Any help understanding this fine software would be greatly appreciated.

Thanks!


#2

Go to the Nero website and download the instruction manual for Recode in PDF format. I use the AUTO mode in Recode. If the movie fits in one DVD-5 disc, then you will see 100%. If the software must compress the source by 10% to fit to a DVD-5, then you will see 90% quality. I remove unwanted sounds, subtitles, and trim the START and END of the main movie to see if I can bring the quality up to 78% or higher. I split to 2 discs with longer movies.


#3

I’ve done that (downloaded & read the manual). And don’t get me wrong, I’ve gotten pretty good results with this program and have backed up dozens of disks. I was hoping for a bit more of a technical explanation of how I’ve been doing it, though. :slight_smile:

Thanks for your reply.


#4

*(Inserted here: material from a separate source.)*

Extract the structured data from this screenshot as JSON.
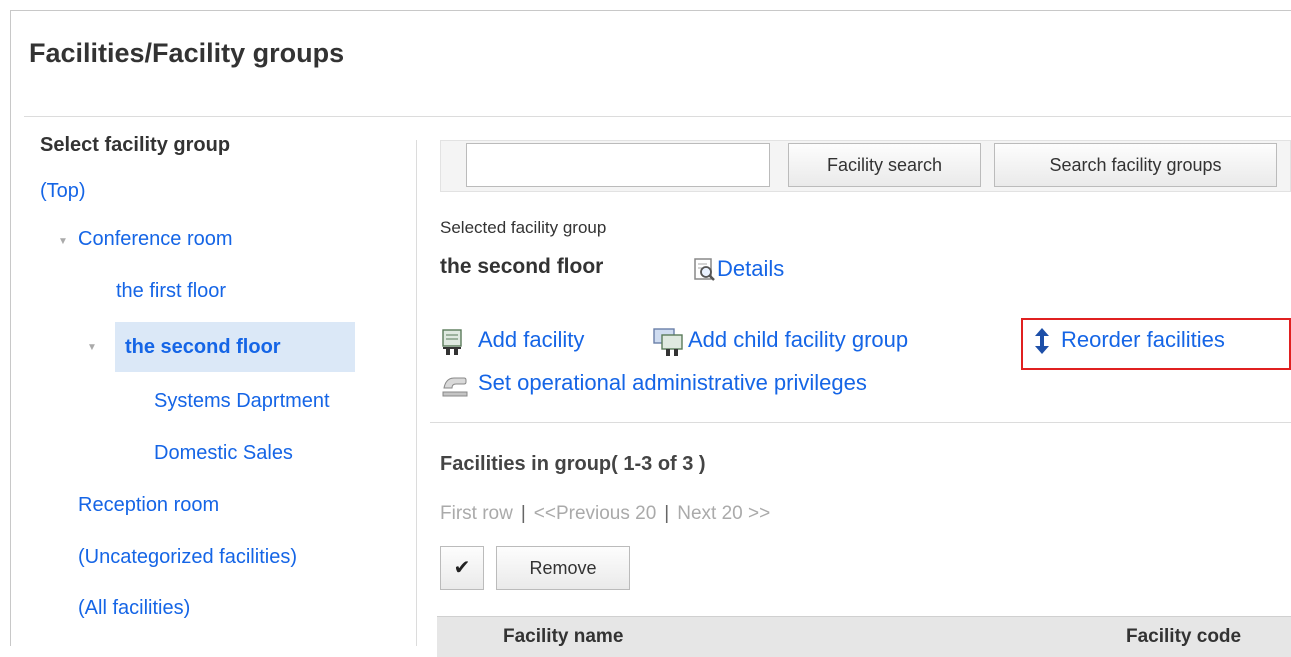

because each title could be encoded differently.For example,one title may have a diffeerent bitrate than the other.A movie like LOTR(digital) would have would have a high encode rate to the colors,motion etc…whereas a B/W movie would be a very low priority due to it’s lack of color.Each frame in a movie is different.High color contrast,high encoding/Low color or contrast lower priority encoding.

This is because it is being encoded to another format.DIVX/MPEG 4 format is lower in quality than MPEG 2.

Audio stays the same.

The titles will have different bitrates and with what little difference imediate quality it would make,lining up the sliders to the same % compression will be fine.I’ve done more than a few of these.

this means that this is as far as the nero mpeg 2 encoder will go with that particular title.If you were looking to go lower then just do DIVX or MPEG 4.Doing that,to me,is a total waste of quality.

Yes.The title now has been compressed(bitrate lowered) 60.1% of the original file size.Will look like S*** in my opinion.

Audio has an effect only if it’s DTS.That file size is huge.Other audio is usually less than 2% so very little at all.Also depends on the movie length,Type of audio etc…

more than likely it’s cause nero is giving you the best settings for each title that will work for you(quality).

Don’t take this wrong Zamboniguy but your thinking too much.I have 2 trains of thought when using recode 2.
1.If the special features aren’t important,then rip the title alone and anything above 68%(on the slider-32% compression) is always worked for me.Hell,I’ve done movies at 58% and have had no complaints.
2.When a title is over 2 hours 20 minutes,I usually use the deep analysis and high quality setting for this reason:In the past when I encoded titles with shrink or earlier versions of recode,these titles would sometimes pixelate when it was compressed to much.In the high quality mode with deep analysis,I’ve had no probs.Personally I think cause the encode is slow and methodical.
Remember,Quality is in the eye of the viewer,not everyone else.


#5

The compression cannot be 100% because the audio tracks are not compressed. You can search GOOGLE for more info about what can be removed in the video stream.